At least three key cabinet positions of his government are held by women: attorney general, foreign affairs and local government.
He made the point that if women don’t for instance put themselves up to be elected as candidates then it is difficult to have a majority of them as ministers because at least half of his ministers per the Constitution must come from the legislature.
Political parties in Ghana go as far as reducing the filing fees for women to encourage greater participation.
This is what the President describes as women getting hold of the levers of power and decision making.
President Akufo-Addo has always been a firm believer that the path to effecting any change lies in getting hold of Political power.
That is why for decades he has been involved in the hurly-burly of Politics seeking power to bring about the change he desires.
This has come at great cost to him over the years. But he believes that without power, only marginal impact can be made.
He therefore argues that advocates must also channel their energies towards getting women to take hold of the levers of power and decision making.
This is where he argues the dynamism required has not been enough.
Friedrich Ebert Stiftung in partnership with the Instute of Local Government studies has recently published an analysis titled “A Gender Analysis of Political Appointments in Ghana since Independence” which makes interesting reading. In the 2016 election for example only 137 females contested parliamentary positions out of the 1258 candidates for the 275 seats.
The 52% of women in Ghana in the opinion of Mr President must count for something here. Again out of the 137 only 35 won seats.
In 2012 only 133 women contested as against 1332 men.
The analysis suggest that on the average, women representation in leadership positions in Ghana has hovered around 12% across various administrations since Independence.
The President’s argument is that there needs to be more dynamism here in getting more women to put themselves up for office where it matters most.
On his Part, Akufo-Addo has done a lot to amplify and empower women.
He continues to believe in pushing women forward as much as possible.

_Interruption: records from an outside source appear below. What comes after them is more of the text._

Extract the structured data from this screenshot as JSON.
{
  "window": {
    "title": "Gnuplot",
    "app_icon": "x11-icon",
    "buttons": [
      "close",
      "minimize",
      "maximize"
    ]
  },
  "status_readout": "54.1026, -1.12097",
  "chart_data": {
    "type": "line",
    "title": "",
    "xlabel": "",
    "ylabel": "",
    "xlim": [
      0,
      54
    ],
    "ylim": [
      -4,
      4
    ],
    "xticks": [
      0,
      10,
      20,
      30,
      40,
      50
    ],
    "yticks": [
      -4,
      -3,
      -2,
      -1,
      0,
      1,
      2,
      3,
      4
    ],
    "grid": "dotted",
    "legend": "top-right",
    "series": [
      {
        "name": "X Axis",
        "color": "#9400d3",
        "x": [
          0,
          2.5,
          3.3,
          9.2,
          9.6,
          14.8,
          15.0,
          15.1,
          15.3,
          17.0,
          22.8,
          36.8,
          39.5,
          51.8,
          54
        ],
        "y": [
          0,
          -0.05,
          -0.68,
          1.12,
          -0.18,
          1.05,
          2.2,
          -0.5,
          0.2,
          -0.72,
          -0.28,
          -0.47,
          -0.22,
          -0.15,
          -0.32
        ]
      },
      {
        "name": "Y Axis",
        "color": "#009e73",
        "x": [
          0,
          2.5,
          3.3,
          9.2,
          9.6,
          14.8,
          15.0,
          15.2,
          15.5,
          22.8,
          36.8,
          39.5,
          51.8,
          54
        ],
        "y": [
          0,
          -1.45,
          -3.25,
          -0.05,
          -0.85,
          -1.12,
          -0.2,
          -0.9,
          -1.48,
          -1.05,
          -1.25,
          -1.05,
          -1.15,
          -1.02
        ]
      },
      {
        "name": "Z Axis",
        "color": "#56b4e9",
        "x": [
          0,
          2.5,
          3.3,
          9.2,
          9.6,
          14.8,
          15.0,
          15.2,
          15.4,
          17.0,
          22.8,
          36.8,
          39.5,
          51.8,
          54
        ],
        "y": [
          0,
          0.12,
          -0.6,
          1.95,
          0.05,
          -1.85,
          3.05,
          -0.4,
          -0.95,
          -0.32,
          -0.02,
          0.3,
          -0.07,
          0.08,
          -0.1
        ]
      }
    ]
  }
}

His argument is that what is needed next is to get increased dynamism that gets more women to step forward even when not pushed.
It is an open secret that in 2008 his first choice for running mate was a woman. In the 2012 NPP parliamentary primaries, he argued that sitting female MPs should be protected while lowering costs for women aspirants.

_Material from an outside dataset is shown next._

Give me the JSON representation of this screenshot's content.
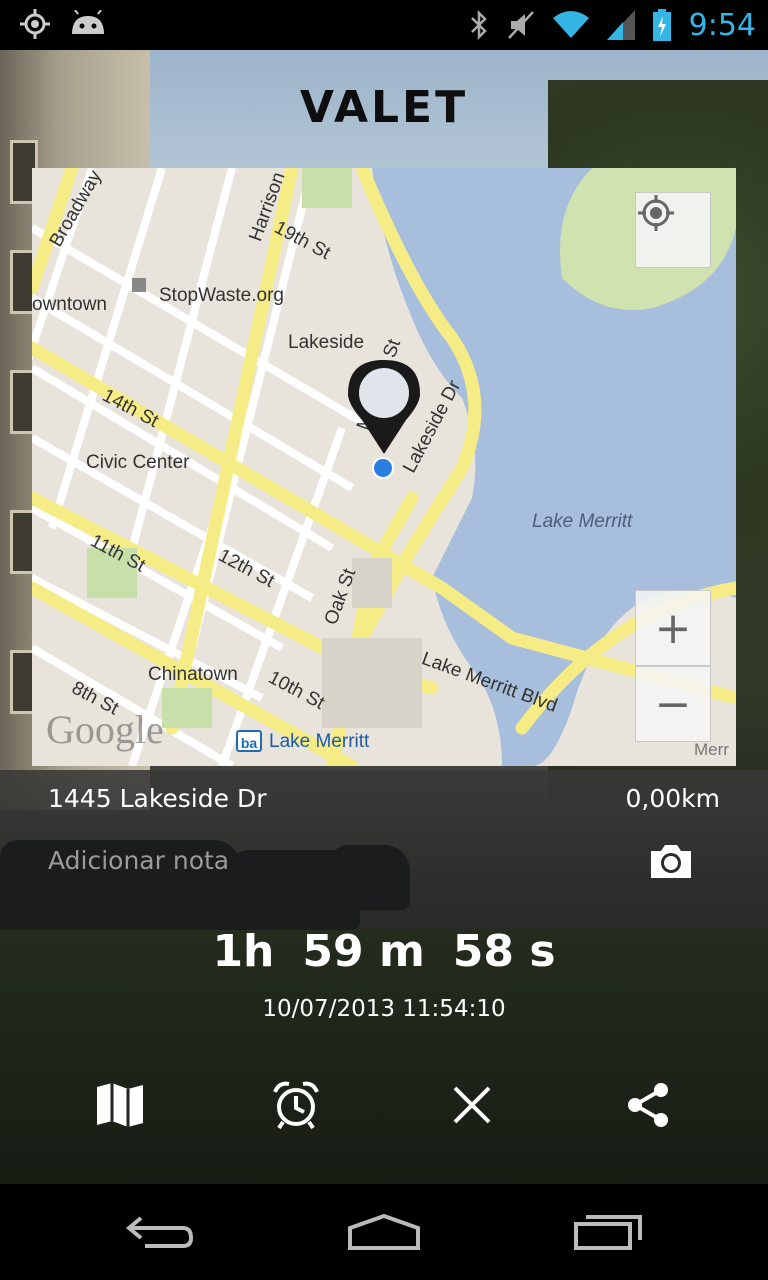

On his watch, the gender question has significantly improved.
He has appointed the first female Chief of Staff, ensured that the positions of Chief Justice and cabinet secretary are filled by competent women. 36!of his MMDCEs as well as several top executives of State-owned Enterprises are now women.
Records show that President Akufo-Addo has appointed the highest number of women as Ministers in the 4th Republic.
J. J Rawlings
First term =15%
2nd term =13. 58%
J. A Kufuor
2 terms =11.43%
J. E. A Mills
First Term = 18.35
First Term = 17.86.
Nana Akufo Addo
First Term = 19.24%
President Akufo-Addo achieved this despite a constitutional provision that requires appointments of 50‰ of Ministers from Parliament with few female representation.
Akufo-Addo’s call for increased dynamism will add a new layer to what he has done personally already and therefore must be supported.
President Akufo-Addo is the first to set up a specific fund to support women entrepreneurs with disability.
Work is ongoing on an Affirmative action bill as well as key amendments to the Interstate Succession Law to further empower women and eliminate discrimination against them.
He is not against empowerment and not against amplification.
He more than many has demonstrated his commitment to both.